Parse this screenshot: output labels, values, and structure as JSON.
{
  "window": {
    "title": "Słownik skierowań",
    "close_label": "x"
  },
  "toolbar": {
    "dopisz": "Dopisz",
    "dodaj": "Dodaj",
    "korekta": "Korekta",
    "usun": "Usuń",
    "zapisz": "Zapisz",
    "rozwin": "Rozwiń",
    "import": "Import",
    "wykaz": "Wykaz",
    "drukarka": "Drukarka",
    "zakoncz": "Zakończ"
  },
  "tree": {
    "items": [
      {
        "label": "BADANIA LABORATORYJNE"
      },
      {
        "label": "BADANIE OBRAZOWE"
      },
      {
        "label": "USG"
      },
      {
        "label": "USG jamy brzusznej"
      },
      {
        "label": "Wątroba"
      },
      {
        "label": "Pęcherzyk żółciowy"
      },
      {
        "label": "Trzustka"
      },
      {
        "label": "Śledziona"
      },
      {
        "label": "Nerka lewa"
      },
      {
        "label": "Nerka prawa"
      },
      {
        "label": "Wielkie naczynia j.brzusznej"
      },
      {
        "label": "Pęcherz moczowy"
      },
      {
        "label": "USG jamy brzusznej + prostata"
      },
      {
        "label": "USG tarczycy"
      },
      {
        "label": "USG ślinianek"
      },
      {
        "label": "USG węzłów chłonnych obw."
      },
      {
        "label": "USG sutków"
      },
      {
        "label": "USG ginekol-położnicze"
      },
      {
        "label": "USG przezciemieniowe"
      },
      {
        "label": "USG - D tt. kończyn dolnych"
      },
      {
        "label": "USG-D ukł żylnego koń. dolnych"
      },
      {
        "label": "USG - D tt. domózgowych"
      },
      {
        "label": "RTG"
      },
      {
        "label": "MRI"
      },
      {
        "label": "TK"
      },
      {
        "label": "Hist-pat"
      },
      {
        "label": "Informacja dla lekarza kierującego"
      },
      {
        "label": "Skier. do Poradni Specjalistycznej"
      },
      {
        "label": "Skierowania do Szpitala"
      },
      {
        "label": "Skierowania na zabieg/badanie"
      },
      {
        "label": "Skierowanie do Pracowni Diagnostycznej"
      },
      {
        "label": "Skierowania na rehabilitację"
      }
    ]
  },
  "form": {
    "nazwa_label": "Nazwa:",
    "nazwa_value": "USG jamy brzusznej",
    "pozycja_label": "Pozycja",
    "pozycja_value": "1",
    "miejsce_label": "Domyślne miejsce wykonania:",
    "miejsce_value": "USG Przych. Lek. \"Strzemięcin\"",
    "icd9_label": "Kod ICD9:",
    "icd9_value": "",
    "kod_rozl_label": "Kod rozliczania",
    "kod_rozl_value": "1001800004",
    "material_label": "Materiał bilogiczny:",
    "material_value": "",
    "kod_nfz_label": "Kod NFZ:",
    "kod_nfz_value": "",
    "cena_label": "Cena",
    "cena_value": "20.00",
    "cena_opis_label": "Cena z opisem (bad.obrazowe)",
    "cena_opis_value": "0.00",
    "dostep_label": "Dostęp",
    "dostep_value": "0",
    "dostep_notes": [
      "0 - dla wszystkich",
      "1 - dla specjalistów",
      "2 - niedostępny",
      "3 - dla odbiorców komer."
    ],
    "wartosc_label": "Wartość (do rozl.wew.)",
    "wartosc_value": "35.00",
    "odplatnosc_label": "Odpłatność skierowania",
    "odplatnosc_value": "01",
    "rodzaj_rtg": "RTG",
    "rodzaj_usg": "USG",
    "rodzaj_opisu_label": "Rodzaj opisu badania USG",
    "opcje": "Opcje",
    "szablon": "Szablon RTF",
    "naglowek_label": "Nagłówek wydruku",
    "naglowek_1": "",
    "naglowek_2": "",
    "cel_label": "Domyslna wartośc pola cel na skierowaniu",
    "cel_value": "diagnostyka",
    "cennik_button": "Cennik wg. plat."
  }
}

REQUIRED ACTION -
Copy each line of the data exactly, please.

COMPLETED TASK -
Parse this screenshot: output labels, values, and structure as JSON.
{
  "window": {
    "title": "Słownik skierowań",
    "close_label": "x"
  },
  "toolbar": {
    "dopisz": "Dopisz",
    "dodaj": "Dodaj",
    "korekta": "Korekta",
    "usun": "Usuń",
    "zapisz": "Zapisz",
    "rozwin": "Rozwiń",
    "import": "Import",
    "wykaz": "Wykaz",
    "drukarka": "Drukarka",
    "zakoncz": "Zakończ"
  },
  "tree": {
    "items": [
      {
        "label": "BADANIA LABORATORYJNE"
      },
      {
        "label": "BADANIE OBRAZOWE"
      },
      {
        "label": "USG"
      },
      {
        "label": "USG jamy brzusznej"
      },
      {
        "label": "Wątroba"
      },
      {
        "label": "Pęcherzyk żółciowy"
      },
      {
        "label": "Trzustka"
      },
      {
        "label": "Śledziona"
      },
      {
        "label": "Nerka lewa"
      },
      {
        "label": "Nerka prawa"
      },
      {
        "label": "Wielkie naczynia j.brzusznej"
      },
      {
        "label": "Pęcherz moczowy"
      },
      {
        "label": "USG jamy brzusznej + prostata"
      },
      {
        "label": "USG tarczycy"
      },
      {
        "label": "USG ślinianek"
      },
      {
        "label": "USG węzłów chłonnych obw."
      },
      {
        "label": "USG sutków"
      },
      {
        "label": "USG ginekol-położnicze"
      },
      {
        "label": "USG przezciemieniowe"
      },
      {
        "label": "USG - D tt. kończyn dolnych"
      },
      {
        "label": "USG-D ukł żylnego koń. dolnych"
      },
      {
        "label": "USG - D tt. domózgowych"
      },
      {
        "label": "RTG"
      },
      {
        "label": "MRI"
      },
      {
        "label": "TK"
      },
      {
        "label": "Hist-pat"
      },
      {
        "label": "Informacja dla lekarza kierującego"
      },
      {
        "label": "Skier. do Poradni Specjalistycznej"
      },
      {
        "label": "Skierowania do Szpitala"
      },
      {
        "label": "Skierowania na zabieg/badanie"
      },
      {
        "label": "Skierowanie do Pracowni Diagnostycznej"
      },
      {
        "label": "Skierowania na rehabilitację"
      }
    ]
  },
  "form": {
    "nazwa_label": "Nazwa:",
    "nazwa_value": "USG jamy brzusznej",
    "pozycja_label": "Pozycja",
    "pozycja_value": "1",
    "miejsce_label": "Domyślne miejsce wykonania:",
    "miejsce_value": "USG Przych. Lek. \"Strzemięcin\"",
    "icd9_label": "Kod ICD9:",
    "icd9_value": "",
    "kod_rozl_label": "Kod rozliczania",
    "kod_rozl_value": "1001800004",
    "material_label": "Materiał bilogiczny:",
    "material_value": "",
    "kod_nfz_label": "Kod NFZ:",
    "kod_nfz_value": "",
    "cena_label": "Cena",
    "cena_value": "20.00",
    "cena_opis_label": "Cena z opisem (bad.obrazowe)",
    "cena_opis_value": "0.00",
    "dostep_label": "Dostęp",
    "dostep_value": "0",
    "dostep_notes": [
      "0 - dla wszystkich",
      "1 - dla specjalistów",
      "2 - niedostępny",
      "3 - dla odbiorców komer."
    ],
    "wartosc_label": "Wartość (do rozl.wew.)",
    "wartosc_value": "35.00",
    "odplatnosc_label": "Odpłatność skierowania",
    "odplatnosc_value": "01",
    "rodzaj_rtg": "RTG",
    "rodzaj_usg": "USG",
    "rodzaj_opisu_label": "Rodzaj opisu badania USG",
    "opcje": "Opcje",
    "szablon": "Szablon RTF",
    "naglowek_label": "Nagłówek wydruku",
    "naglowek_1": "",
    "naglowek_2": "",
    "cel_label": "Domyslna wartośc pola cel na skierowaniu",
    "cel_value": "diagnostyka",
    "cennik_button": "Cennik wg. plat."
  }
}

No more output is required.